The most basic sleep trackers are cellphone apps that record when users fall asleep and wake up. Some, like Sleepbot and Sleep Cycle, also use the phone’s microphone and accelerometer to record noise and movement, so people can confirm that a siren woke them up at 3 a.m. These apps also incorporate an alarm clock that wakes people within a half-hour period at the lightest point in their sleep cycle.

Wristband devices like Fitbit, Jawbone UP and Basis can measure how soundly people sleep based on data about things like how much they move at night. The gadgets offer online charts for tracking sleep patterns over time.

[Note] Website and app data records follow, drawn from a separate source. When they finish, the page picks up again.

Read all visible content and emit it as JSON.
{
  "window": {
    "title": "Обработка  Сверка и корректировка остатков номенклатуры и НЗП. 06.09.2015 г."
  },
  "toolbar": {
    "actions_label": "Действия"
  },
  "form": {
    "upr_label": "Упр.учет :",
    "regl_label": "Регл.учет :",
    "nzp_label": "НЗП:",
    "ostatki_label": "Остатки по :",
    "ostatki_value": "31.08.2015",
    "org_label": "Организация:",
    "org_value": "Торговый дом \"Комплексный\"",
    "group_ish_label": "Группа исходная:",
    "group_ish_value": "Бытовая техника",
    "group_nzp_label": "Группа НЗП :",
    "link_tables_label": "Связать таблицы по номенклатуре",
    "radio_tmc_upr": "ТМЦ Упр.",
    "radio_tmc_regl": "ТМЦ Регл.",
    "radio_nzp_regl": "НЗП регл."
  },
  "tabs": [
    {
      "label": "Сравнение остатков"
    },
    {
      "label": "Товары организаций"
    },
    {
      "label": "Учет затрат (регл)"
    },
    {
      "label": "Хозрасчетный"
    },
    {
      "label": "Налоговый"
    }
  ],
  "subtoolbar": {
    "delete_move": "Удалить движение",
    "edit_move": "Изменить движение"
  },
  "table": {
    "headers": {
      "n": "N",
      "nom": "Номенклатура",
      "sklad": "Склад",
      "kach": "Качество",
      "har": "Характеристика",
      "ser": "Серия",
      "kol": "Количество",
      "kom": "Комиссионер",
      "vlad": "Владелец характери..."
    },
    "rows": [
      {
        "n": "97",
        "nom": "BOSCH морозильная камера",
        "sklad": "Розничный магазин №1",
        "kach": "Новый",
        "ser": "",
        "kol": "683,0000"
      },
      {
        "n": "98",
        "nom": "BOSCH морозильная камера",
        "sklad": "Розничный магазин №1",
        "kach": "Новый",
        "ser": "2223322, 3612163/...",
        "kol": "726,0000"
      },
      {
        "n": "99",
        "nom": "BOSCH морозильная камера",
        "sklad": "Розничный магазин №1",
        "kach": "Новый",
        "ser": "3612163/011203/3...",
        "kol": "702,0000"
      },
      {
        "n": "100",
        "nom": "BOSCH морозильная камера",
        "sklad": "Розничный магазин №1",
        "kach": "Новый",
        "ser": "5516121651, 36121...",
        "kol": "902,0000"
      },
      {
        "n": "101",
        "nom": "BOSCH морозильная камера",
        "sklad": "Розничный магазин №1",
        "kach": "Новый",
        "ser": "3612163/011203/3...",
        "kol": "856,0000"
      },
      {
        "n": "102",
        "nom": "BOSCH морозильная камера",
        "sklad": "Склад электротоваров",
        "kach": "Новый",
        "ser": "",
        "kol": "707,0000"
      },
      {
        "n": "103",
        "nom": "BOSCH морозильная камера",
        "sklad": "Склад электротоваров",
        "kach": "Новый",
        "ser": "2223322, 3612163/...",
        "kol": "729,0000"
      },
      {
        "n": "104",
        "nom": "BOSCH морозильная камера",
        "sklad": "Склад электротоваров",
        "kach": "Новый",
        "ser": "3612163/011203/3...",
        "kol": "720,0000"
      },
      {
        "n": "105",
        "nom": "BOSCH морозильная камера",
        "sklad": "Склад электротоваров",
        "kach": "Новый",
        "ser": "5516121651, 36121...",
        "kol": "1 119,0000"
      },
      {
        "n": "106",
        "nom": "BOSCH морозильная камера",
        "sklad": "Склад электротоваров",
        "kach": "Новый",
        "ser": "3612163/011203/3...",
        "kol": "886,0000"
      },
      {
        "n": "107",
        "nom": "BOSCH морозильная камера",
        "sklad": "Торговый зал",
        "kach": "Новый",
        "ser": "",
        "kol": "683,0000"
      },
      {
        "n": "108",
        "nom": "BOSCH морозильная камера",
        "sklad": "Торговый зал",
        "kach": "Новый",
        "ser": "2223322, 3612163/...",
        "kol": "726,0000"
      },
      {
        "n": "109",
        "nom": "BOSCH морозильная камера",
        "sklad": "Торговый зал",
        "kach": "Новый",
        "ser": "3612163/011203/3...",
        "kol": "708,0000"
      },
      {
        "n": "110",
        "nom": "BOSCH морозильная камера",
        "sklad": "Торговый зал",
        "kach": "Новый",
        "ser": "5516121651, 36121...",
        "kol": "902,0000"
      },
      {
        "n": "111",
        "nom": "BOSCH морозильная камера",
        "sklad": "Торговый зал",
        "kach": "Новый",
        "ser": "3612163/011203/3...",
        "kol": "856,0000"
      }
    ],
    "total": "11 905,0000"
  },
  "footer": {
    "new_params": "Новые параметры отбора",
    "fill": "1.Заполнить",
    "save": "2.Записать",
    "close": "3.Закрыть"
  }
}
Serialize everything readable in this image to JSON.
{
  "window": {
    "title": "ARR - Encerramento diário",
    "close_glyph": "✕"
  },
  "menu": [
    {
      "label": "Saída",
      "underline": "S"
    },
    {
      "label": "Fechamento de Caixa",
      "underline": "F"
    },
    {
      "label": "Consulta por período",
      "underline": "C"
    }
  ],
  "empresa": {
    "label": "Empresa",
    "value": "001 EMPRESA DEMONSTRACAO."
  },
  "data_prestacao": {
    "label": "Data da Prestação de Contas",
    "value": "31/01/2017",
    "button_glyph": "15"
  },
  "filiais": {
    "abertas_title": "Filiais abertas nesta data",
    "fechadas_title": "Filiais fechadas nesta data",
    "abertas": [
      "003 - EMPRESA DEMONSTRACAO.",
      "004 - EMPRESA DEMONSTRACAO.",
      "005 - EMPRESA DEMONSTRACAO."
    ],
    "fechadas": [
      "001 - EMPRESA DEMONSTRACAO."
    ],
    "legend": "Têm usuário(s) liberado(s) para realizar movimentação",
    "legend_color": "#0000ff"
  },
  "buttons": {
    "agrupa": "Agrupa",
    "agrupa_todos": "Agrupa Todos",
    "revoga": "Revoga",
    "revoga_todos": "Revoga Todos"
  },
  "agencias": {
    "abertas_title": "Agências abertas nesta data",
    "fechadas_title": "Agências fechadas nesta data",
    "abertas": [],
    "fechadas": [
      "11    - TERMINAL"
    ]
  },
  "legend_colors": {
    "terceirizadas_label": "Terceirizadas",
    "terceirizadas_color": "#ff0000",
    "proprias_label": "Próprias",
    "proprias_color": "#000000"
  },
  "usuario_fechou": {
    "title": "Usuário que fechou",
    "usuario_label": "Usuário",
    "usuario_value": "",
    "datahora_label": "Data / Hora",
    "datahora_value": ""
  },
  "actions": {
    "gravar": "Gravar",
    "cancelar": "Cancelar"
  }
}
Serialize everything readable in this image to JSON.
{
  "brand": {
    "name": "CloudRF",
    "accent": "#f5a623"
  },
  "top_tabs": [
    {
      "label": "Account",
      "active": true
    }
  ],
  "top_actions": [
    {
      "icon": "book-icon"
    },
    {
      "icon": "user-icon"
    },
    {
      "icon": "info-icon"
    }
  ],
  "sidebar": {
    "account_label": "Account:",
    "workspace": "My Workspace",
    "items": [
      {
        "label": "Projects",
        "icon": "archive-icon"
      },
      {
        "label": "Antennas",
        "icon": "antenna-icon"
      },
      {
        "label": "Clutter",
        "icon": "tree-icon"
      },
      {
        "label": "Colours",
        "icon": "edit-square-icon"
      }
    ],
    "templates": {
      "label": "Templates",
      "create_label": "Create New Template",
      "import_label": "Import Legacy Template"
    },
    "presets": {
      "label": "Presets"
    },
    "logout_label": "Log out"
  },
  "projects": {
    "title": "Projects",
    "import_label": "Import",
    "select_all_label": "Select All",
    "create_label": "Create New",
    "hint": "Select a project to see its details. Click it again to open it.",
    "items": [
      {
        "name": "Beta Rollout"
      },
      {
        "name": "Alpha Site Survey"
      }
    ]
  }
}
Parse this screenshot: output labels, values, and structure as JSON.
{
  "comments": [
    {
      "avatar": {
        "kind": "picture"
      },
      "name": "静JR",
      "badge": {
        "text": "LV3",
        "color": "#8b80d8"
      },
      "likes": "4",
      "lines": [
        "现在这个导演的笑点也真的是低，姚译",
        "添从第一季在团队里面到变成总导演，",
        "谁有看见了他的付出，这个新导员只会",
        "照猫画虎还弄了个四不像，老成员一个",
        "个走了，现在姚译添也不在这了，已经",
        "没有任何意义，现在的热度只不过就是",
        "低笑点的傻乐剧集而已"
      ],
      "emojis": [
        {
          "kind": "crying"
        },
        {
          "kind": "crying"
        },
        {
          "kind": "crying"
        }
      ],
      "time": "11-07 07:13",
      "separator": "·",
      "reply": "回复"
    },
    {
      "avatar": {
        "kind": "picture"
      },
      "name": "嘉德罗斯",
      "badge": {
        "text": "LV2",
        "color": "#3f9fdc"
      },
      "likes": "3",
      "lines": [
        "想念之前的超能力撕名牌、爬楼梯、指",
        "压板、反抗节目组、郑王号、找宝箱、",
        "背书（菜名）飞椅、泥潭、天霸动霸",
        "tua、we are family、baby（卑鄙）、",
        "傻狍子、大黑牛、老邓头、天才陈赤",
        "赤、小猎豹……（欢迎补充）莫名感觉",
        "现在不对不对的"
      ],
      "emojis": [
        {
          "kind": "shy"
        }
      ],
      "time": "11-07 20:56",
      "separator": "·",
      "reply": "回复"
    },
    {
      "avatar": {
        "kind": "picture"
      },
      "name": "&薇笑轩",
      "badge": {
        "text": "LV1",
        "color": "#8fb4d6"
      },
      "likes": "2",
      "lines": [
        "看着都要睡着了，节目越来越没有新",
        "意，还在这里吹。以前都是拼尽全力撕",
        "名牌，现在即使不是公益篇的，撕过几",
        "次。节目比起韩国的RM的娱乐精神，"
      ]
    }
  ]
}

Jawbone has a “Today I Will” feature that allows people to set goals. Among device owners who have used the feature, 72 percent have been going to bed early enough to achieve their goals, and they have been 26 percent more likely to get seven to eight hours of sleep than those who have not set goals, said Monica Rogati, the head of data for Jawbone.

Other sleep trackers, like the Aura sleep system and Beddit, are not worn but are placed under the bed sheet. Beddit sends data to a smartphone via Bluetooth in the morning. Depending on the data collected, a Beddit user may be urged to avoid caffeine and naps in the late afternoon or to avoid excessive sleeping on vacation.

Training the brain

More advanced devices combine sensors with health information. The Sleep­Rate system uses cognitive behavioral therapy, licensed from Stanford University, to treat insomnia. SleepRate users wear a heart rate monitor while their cellphone microphones monitor nighttime sounds. Based on data analysis after five days, people showing signs of insomnia are presented with a personalized sleep regimen.

The suggestions are basic, but a randomized control trial found they were effective in 85 percent of cases, according to the company. They include waking at the same time every day; stopping invigorating activity half an hour before bedtime and using the bed only for sleep and sex.

“It’s all behavioral, and it’s all trying to train the brain to go to sleep when it’s time to go to sleep,” said Uli Gal-Oz, chief executive of SleepRate.

The future, sleep scientists say, could bring the analysis of aggregate data from thousands of people who use these devices, which could reveal more than a typical study does about how we sleep.

Jawbone, for instance, has discovered from its Jawbone UP data that users who slept with partners went to bed an average of 35 minutes earlier than those who slept alone. The company also found that UP users who kept a laptop in their bedrooms logged 27 fewer minutes of sound sleep, compared with users who didn’t keep a computer by their bedsides.

Rogati said the potential for learning more about global and individual sleep patterns is enormous.

“It could really shed light on trends and risk factors,” she said, “leading toward personalized medicine.”